But the combine does reveal some deeper truths, however unintentionally. The first is that star power, a line of smooth patter and good looks are clearly valued by the host organization. There are three stages set up here in the media room at Lucas Oil Stadium from which young footballers can unburden themselves to the press. A display of charm, humor and a strong jaw at the podium results in fresh buzz that a player has "really helped himself" by being "good for the game." Any evidence of shyness, a sullen disposition or a weak chin creates an equal and opposite impression. Demure as debutantes, the players talk most avidly about their weights and heights and how they stay trim.
The combine is also conveniently timed to throw a little fear into veteran free agents, who go on the block in less than a week. Smart GMs might leverage a veteran by pointing out the imminent arrival of the latest combine phenom. "His time in the shuttle run was outstanding -- he was just a blur around that empty can of Sun Drop -- and you're not getting any younger, you know," being the operative thought.
And while the test itself remains a punch line, it's sort of a damning indictment of big college football that everyone at the combine is made to take the Wonderlic. Even though most invitees have spent the past four years enrolled in classes at an accredited university -- and presumably have a transcript and a GPA -- the Wonderlic is administered because those academic credentials can't be trusted to bear any relation to the player's actual intellectual life.
|Speed is important, but so are a number of other things.|
By such ritual does the NFL gather its confusions and uncertainties and fears together to be sorted into comforting, well-organized boxes.
In Dubai the sorting of tennis players into a series of boxes was of a more serious and common kind. The rituals that built those boxes are ancient and unbending, and the order they create seems to offer no one anywhere much comfort. The boxes we've made of religion and statehood are now more than ever unforgiving. Order can be deceptive that way.
And yet many of us have come to believe there's nothing in this world that can't be made better by organization.

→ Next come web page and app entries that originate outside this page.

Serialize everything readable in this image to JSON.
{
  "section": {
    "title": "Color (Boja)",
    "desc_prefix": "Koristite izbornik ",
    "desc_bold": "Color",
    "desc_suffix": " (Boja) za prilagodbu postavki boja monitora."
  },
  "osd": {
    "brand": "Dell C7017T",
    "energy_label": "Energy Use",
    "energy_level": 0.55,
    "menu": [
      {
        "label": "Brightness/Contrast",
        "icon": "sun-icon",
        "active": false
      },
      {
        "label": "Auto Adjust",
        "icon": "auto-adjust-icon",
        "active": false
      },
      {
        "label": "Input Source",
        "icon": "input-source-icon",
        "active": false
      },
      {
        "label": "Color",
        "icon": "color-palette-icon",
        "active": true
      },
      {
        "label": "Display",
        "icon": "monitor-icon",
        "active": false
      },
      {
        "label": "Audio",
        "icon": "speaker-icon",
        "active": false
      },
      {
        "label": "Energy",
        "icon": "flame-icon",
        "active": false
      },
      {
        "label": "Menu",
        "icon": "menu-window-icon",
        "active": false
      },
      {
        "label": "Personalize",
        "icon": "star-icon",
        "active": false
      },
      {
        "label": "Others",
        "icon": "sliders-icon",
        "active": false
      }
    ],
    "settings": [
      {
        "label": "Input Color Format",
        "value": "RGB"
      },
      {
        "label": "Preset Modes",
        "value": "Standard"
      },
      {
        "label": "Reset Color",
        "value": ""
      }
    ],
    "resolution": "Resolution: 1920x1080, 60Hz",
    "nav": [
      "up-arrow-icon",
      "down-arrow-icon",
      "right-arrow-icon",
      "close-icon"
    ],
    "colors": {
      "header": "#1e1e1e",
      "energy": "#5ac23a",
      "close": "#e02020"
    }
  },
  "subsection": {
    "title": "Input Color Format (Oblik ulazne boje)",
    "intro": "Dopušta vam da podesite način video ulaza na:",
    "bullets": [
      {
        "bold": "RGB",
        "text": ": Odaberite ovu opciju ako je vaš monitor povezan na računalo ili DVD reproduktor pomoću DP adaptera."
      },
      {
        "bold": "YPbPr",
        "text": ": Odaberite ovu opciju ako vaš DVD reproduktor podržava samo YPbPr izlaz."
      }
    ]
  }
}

By printing life out on a spreadsheet.
In failing to find order, we create it. In failing to create it, we imagine it. Thus the organization of our preferences and prejudices becomes our reason for being, and the organizing principle of humanity becomes organization itself. We put the world in boxes and give the boxes a name. Good, better, best; fast, faster, fastest; cornerback, quarterback, best supporting actor; family, tribe, nation; Christian, Muslim, Jew.
All the confusions of the world sorted neatly into boxes.
But into which box do we sort passion? What yardstick measures character? Which scale weighs bravery and which weighs faith? What's the algorithm for friendship? What's the calculus for love or empathy or fear?
What's the formula for hate?
Which of our instruments, which of our tests, reckons the limitless mystery of the human heart?
Jeff MacGregor is a senior writer for ESPN.com and ESPN The Magazine. You can e-mail him at firstname.lastname@example.org.